Samsung Electronics’ low-cost advantages are clearly visible from the comparison with its competitors’ DRAMs industry. About 35 % of Samsung’s favorable operating margin in DRAMs relative to the other four producers is due to its low cost advantage. Competitors’ costs were, on average, 132.2% higher than Samsung’s. Two most significant elements of the cost structure, such as raw materials and labor, were 36% and 27% lower respectively. The average selling price to costs of Samsung over its competitors exceeded 51 per cent.

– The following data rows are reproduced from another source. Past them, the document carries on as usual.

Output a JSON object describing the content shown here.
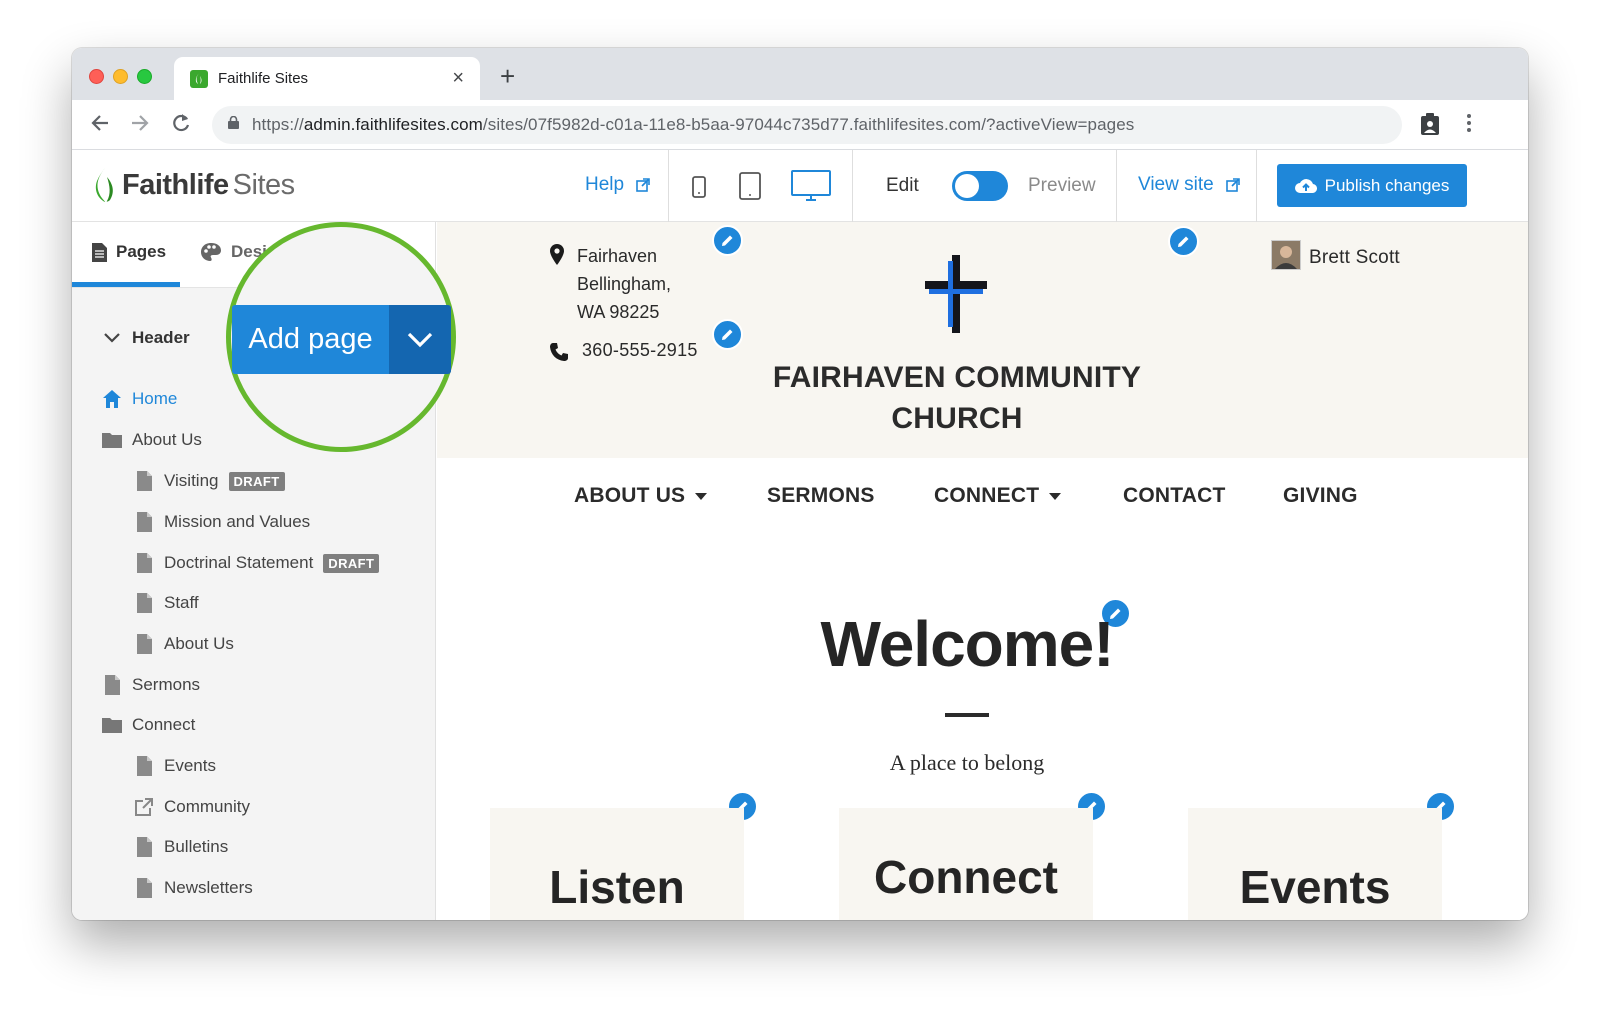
{
  "browser": {
    "tab_title": "Faithlife Sites",
    "tab_close": "×",
    "new_tab": "+",
    "url_prefix": "https://",
    "url_host": "admin.faithlifesites.com",
    "url_path": "/sites/07f5982d-c01a-11e8-b5aa-97044c735d77.faithlifesites.com/?activeView=pages",
    "back_icon": "arrow-left-icon",
    "forward_icon": "arrow-right-icon",
    "reload_icon": "reload-icon"
  },
  "app": {
    "logo_bold": "Faithlife",
    "logo_light": "Sites",
    "help": "Help",
    "edit": "Edit",
    "preview": "Preview",
    "view_site": "View site",
    "publish": "Publish changes",
    "toggle_on": true
  },
  "sidebar": {
    "tabs": [
      {
        "label": "Pages",
        "icon": "page-icon",
        "active": true
      },
      {
        "label": "Design",
        "icon": "palette-icon",
        "active": false
      }
    ],
    "section": "Header",
    "add_page": "Add page",
    "items": [
      {
        "label": "Home",
        "icon": "home-icon",
        "active": true
      },
      {
        "label": "About Us",
        "icon": "folder-icon"
      },
      {
        "label": "Visiting",
        "icon": "page-icon",
        "badge": "DRAFT"
      },
      {
        "label": "Mission and Values",
        "icon": "page-icon"
      },
      {
        "label": "Doctrinal Statement",
        "icon": "page-icon",
        "badge": "DRAFT"
      },
      {
        "label": "Staff",
        "icon": "page-icon"
      },
      {
        "label": "About Us",
        "icon": "page-icon"
      },
      {
        "label": "Sermons",
        "icon": "page-icon"
      },
      {
        "label": "Connect",
        "icon": "folder-icon"
      },
      {
        "label": "Events",
        "icon": "page-icon"
      },
      {
        "label": "Community",
        "icon": "external-link-icon"
      },
      {
        "label": "Bulletins",
        "icon": "page-icon"
      },
      {
        "label": "Newsletters",
        "icon": "page-icon"
      }
    ]
  },
  "site": {
    "address_line1": "Fairhaven",
    "address_line2": "Bellingham,",
    "address_line3": "WA 98225",
    "phone": "360-555-2915",
    "church_line1": "FAIRHAVEN COMMUNITY",
    "church_line2": "CHURCH",
    "user": "Brett Scott",
    "nav": [
      "ABOUT US",
      "SERMONS",
      "CONNECT",
      "CONTACT",
      "GIVING"
    ],
    "welcome": "Welcome!",
    "tagline": "A place to belong",
    "cards": [
      "Listen",
      "Connect",
      "Events"
    ]
  },
  "colors": {
    "accent": "#1f87d9",
    "callout": "#66b82e",
    "header_bg": "#f8f6f1"
  }
}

The first source of Samsung’s low-cost advantage was that the cost of raw materials was much lower than that of competitors due to this up to 5% of supplier discounts for high-volume buyers. Samsung was the largest producer of all types of DRAM chips. For 256Mbit DRAMs, the total production volumes were 896 million units. However, Micron’s total production volumes were 762 million units. The low-cost advantages related to raw materials could also be explained by better negotiated agreements with suppliers due to the larger volumes of purchases and less shipping and distribution costs that stem from the fact that Samsung’s fab facilities were geographically collocated.

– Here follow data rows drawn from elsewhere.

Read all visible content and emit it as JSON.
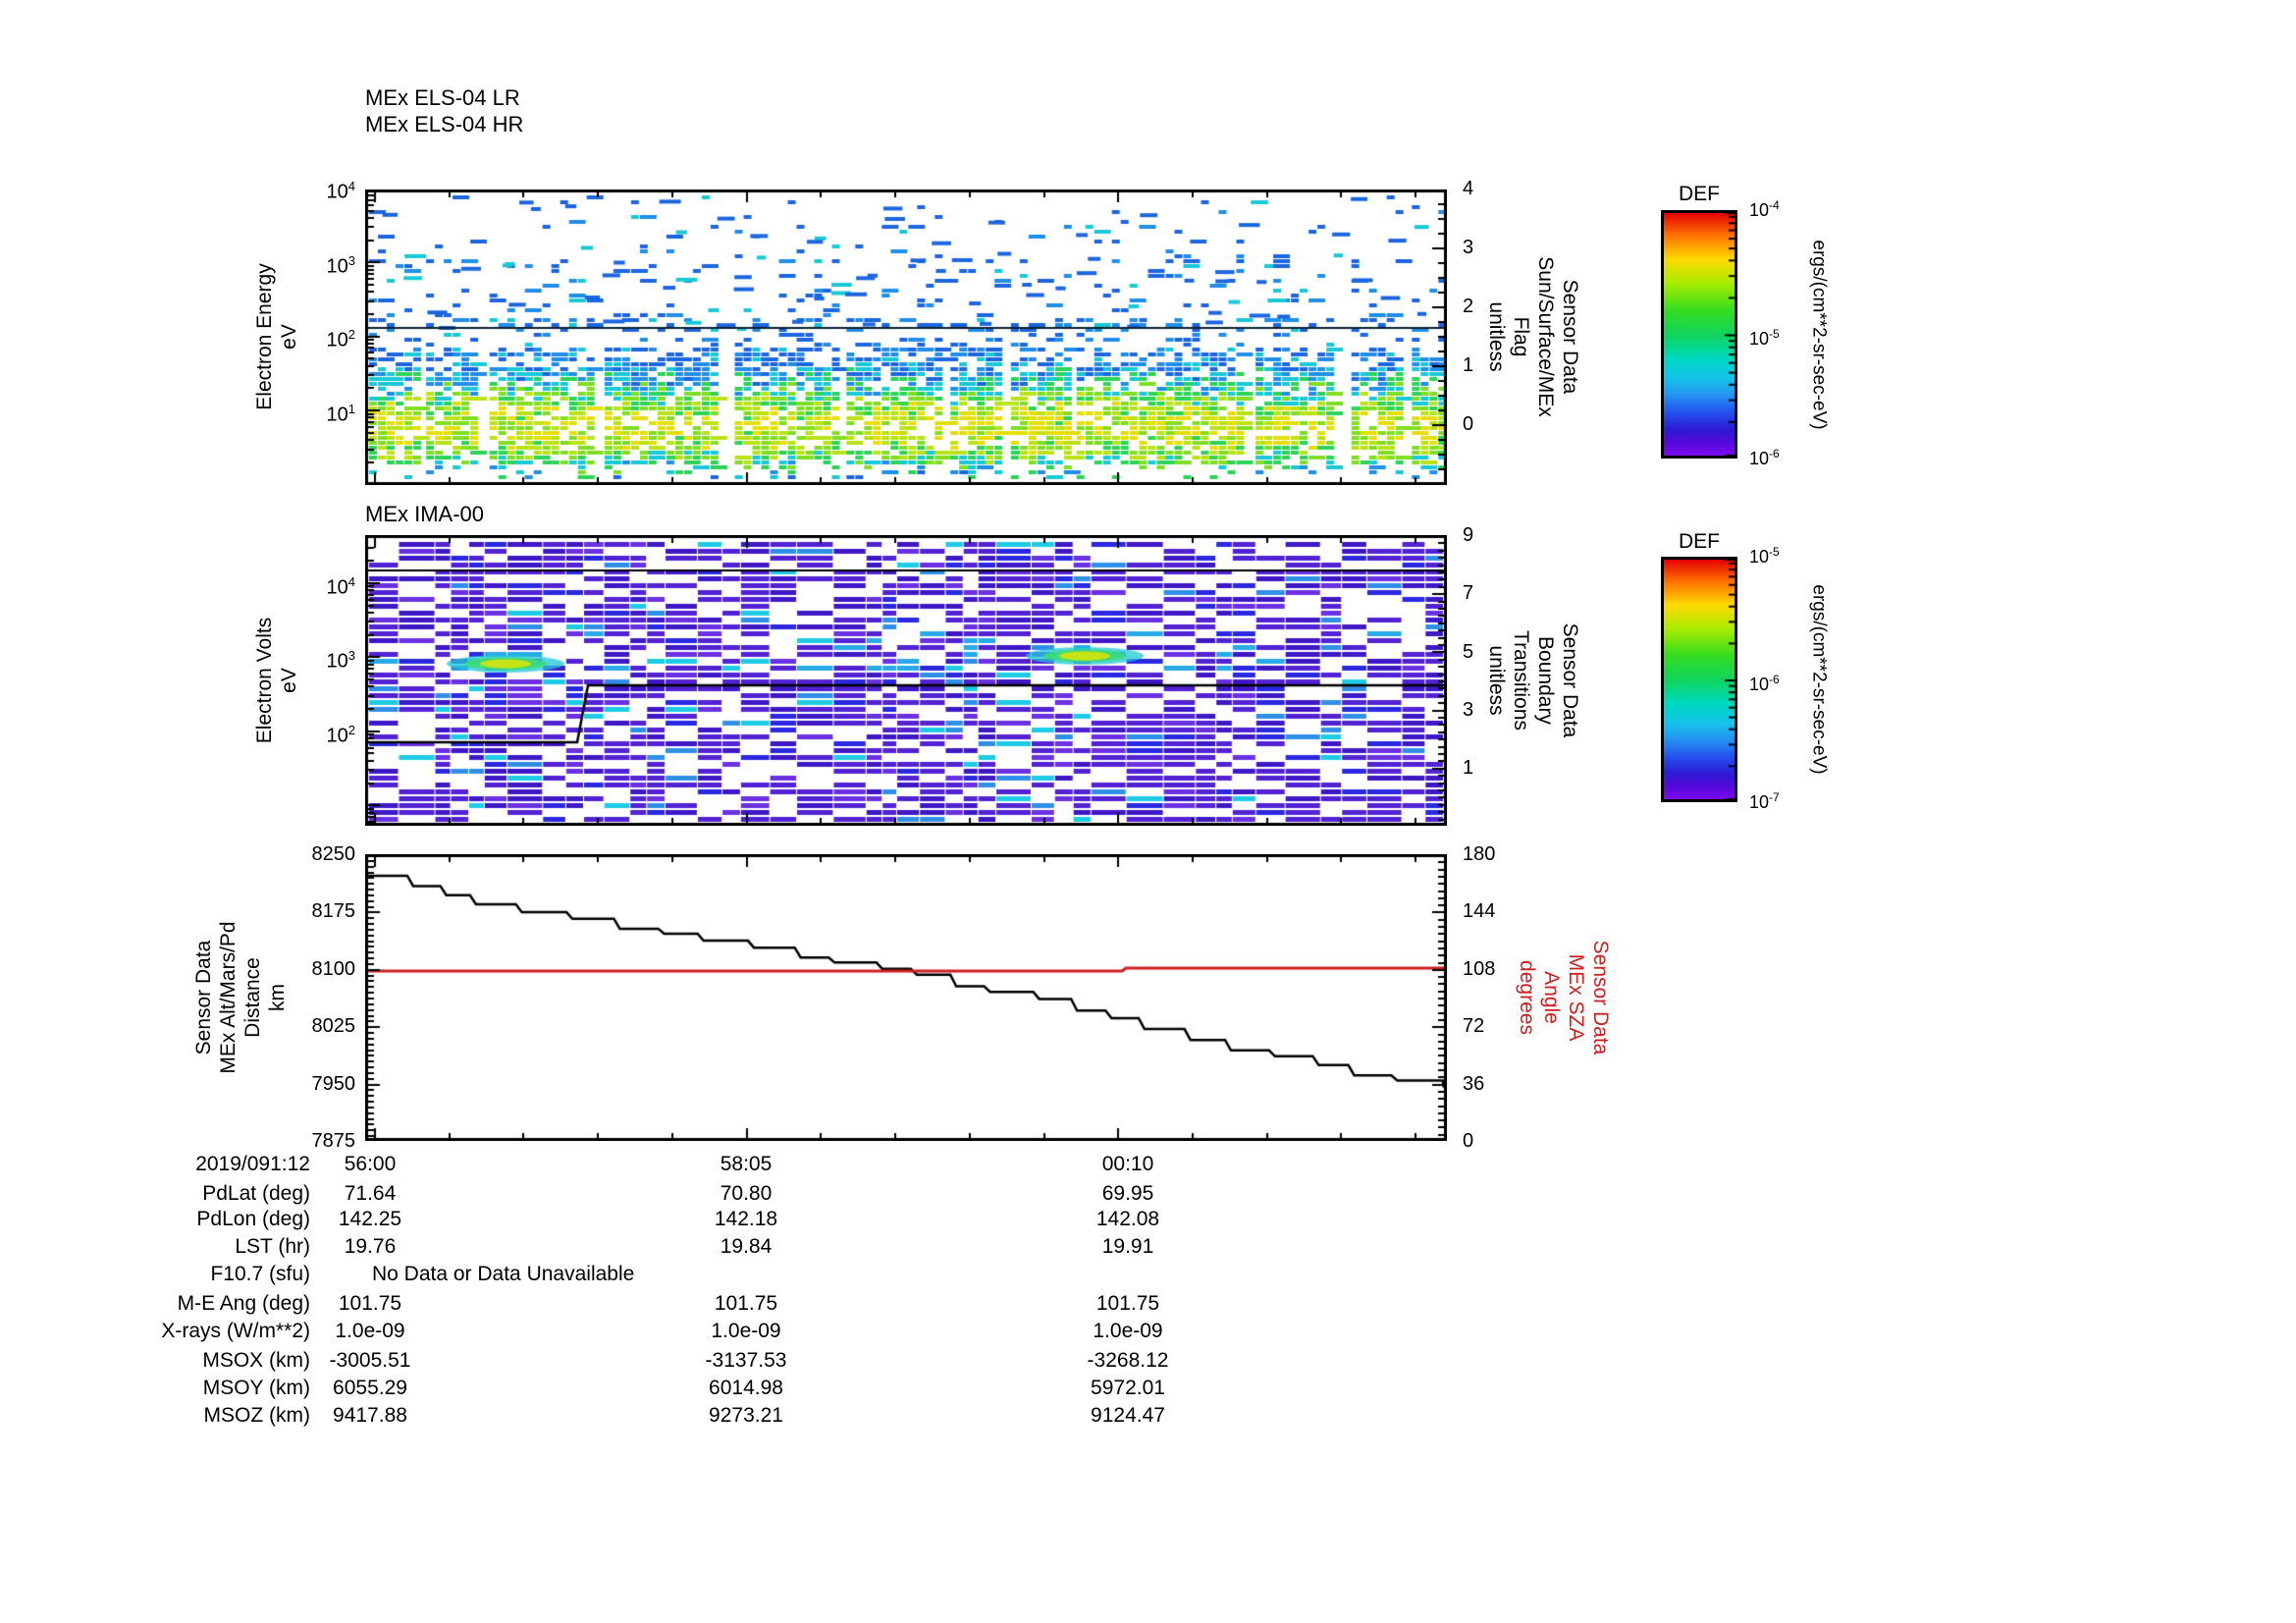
{
  "header": {
    "els_title_lines": [
      "MEx ELS-04 LR",
      "MEx ELS-04 HR"
    ],
    "ima_title": "MEx IMA-00"
  },
  "plots": {
    "els": {
      "left_label_lines": [
        "Electron Energy",
        "eV"
      ],
      "left_ticks": [
        "10^4",
        "10^3",
        "10^2",
        "10^1"
      ],
      "right_label_lines": [
        "Sensor Data",
        "Sun/Surface/MEx",
        "Flag",
        "unitless"
      ],
      "right_ticks": [
        "4",
        "3",
        "2",
        "1",
        "0"
      ]
    },
    "ima": {
      "left_label_lines": [
        "Electron Volts",
        "eV"
      ],
      "left_ticks": [
        "10^4",
        "10^3",
        "10^2"
      ],
      "right_label_lines": [
        "Sensor Data",
        "Boundary",
        "Transitions",
        "unitless"
      ],
      "right_ticks": [
        "9",
        "7",
        "5",
        "3",
        "1"
      ]
    },
    "alt": {
      "left_label_lines": [
        "Sensor Data",
        "MEx Alt/Mars/Pd",
        "Distance",
        "km"
      ],
      "left_ticks": [
        "8250",
        "8175",
        "8100",
        "8025",
        "7950",
        "7875"
      ],
      "right_label_lines": [
        "Sensor Data",
        "MEx SZA",
        "Angle",
        "degrees"
      ],
      "right_ticks": [
        "180",
        "144",
        "108",
        "72",
        "36",
        "0"
      ],
      "right_label_color": "#cc2020"
    }
  },
  "colorbars": [
    {
      "title": "DEF",
      "ticks": [
        "10^-4",
        "10^-5",
        "10^-6"
      ],
      "unit": "ergs/(cm**2-sr-sec-eV)"
    },
    {
      "title": "DEF",
      "ticks": [
        "10^-5",
        "10^-6",
        "10^-7"
      ],
      "unit": "ergs/(cm**2-sr-sec-eV)"
    }
  ],
  "xaxis": {
    "date_label": "2019/091:12",
    "ticks": [
      "56:00",
      "58:05",
      "00:10"
    ]
  },
  "table": {
    "rows": [
      {
        "label": "PdLat (deg)",
        "values": [
          "71.64",
          "70.80",
          "69.95"
        ]
      },
      {
        "label": "PdLon (deg)",
        "values": [
          "142.25",
          "142.18",
          "142.08"
        ]
      },
      {
        "label": "LST (hr)",
        "values": [
          "19.76",
          "19.84",
          "19.91"
        ]
      },
      {
        "label": "F10.7 (sfu)",
        "note": "No Data or Data Unavailable"
      },
      {
        "label": "M-E Ang (deg)",
        "values": [
          "101.75",
          "101.75",
          "101.75"
        ]
      },
      {
        "label": "X-rays (W/m**2)",
        "values": [
          "1.0e-09",
          "1.0e-09",
          "1.0e-09"
        ]
      },
      {
        "label": "MSOX (km)",
        "values": [
          "-3005.51",
          "-3137.53",
          "-3268.12"
        ]
      },
      {
        "label": "MSOY (km)",
        "values": [
          "6055.29",
          "6014.98",
          "5972.01"
        ]
      },
      {
        "label": "MSOZ (km)",
        "values": [
          "9417.88",
          "9273.21",
          "9124.47"
        ]
      }
    ]
  },
  "chart_data": [
    {
      "type": "heatmap",
      "title": "MEx ELS-04 LR / MEx ELS-04 HR",
      "ylabel": "Electron Energy (eV)",
      "y_scale": "log",
      "y_range": [
        1,
        10000
      ],
      "x_ticks": [
        "56:00",
        "58:05",
        "00:10"
      ],
      "x_start_label": "2019/091:12 56:00",
      "right_axis": {
        "label": "Sensor Data Sun/Surface/MEx Flag (unitless)",
        "range": [
          -1,
          4
        ],
        "major_ticks": [
          0,
          1,
          2,
          3,
          4
        ]
      },
      "colorbar": {
        "title": "DEF",
        "units": "ergs/(cm**2-sr-sec-eV)",
        "range_log10": [
          -6,
          -4
        ]
      },
      "description": "Sparse blue/cyan dashes above ~200 eV; dense blue/green/yellow-green flux band between ~3 and ~100 eV; vertical white data gaps; thin dark flag line near 160 eV."
    },
    {
      "type": "heatmap",
      "title": "MEx IMA-00",
      "ylabel": "Electron Volts (eV)",
      "y_scale": "log",
      "y_range": [
        5,
        30000
      ],
      "x_ticks": [
        "56:00",
        "58:05",
        "00:10"
      ],
      "right_axis": {
        "label": "Sensor Data Boundary Transitions (unitless)",
        "range": [
          -1,
          9
        ],
        "major_ticks": [
          1,
          3,
          5,
          7,
          9
        ]
      },
      "colorbar": {
        "title": "DEF",
        "units": "ergs/(cm**2-sr-sec-eV)",
        "range_log10": [
          -7,
          -5
        ]
      },
      "overlay_lines": {
        "top_line_eV": 15000,
        "boundary_transition_steps": [
          {
            "x_fraction": 0.0,
            "value": 2.0
          },
          {
            "x_fraction": 0.2,
            "value": 3.8
          }
        ]
      },
      "description": "Dense violet/indigo/blue mosaic over full energy range with ~35% white gaps; two yellow-green/cyan hotspots near 1000 eV at ~13% and ~66% of the time axis."
    },
    {
      "type": "line",
      "x_ticks": [
        "56:00",
        "58:05",
        "00:10"
      ],
      "x_minor_interval_s": 25,
      "y_left": {
        "label": "Sensor Data MEx Alt/Mars/Pd Distance (km)",
        "range": [
          7875,
          8250
        ],
        "major_step": 75
      },
      "y_right": {
        "label": "Sensor Data MEx SZA Angle (degrees)",
        "range": [
          0,
          180
        ],
        "major_step": 36,
        "color": "#cc2020"
      },
      "series": [
        {
          "name": "MEx Alt/Mars/Pd Distance",
          "axis": "left",
          "style": "stepped-decreasing",
          "color": "#000000",
          "start_km": 8222,
          "end_km": 7925
        },
        {
          "name": "MEx SZA Angle",
          "axis": "right",
          "style": "flat-with-small-step",
          "color": "#cc2020",
          "value_before_deg": 107.0,
          "value_after_deg": 108.0,
          "step_x_fraction": 0.7
        }
      ]
    }
  ],
  "colors": {
    "accent_red": "#cc2020",
    "spectro_blue": "#1b66e0",
    "spectro_cyan": "#17c9d6",
    "spectro_green": "#2ad455",
    "spectro_yellow": "#e6de07",
    "ima_violet": "#5222d4",
    "ima_indigo": "#3f18c6",
    "ima_blue": "#2a28e0"
  }
}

The second source of low-cost advantage was the low-wage labor costs compared to industry average. On average, the competitors’ cost was 137.0% higher than Samsung. In Korea, the labor costs are cheaper than the United States, Japan and Europe. There are also plenty of talented engineers available in Korea. However, Chinese companies SMIC’s labor cost was only the half of Samsung. In terms of labor productivity only Chinese SMIC outperformed Samsung.
The third source of low-cost advantage was the lower R&D costs due to efficient operations. Samsung had an average of 12% savings on fab construction costs in 2003. Samsung had all of its manufacturing facilities in a single central location to take advantage of economies of scale. R&D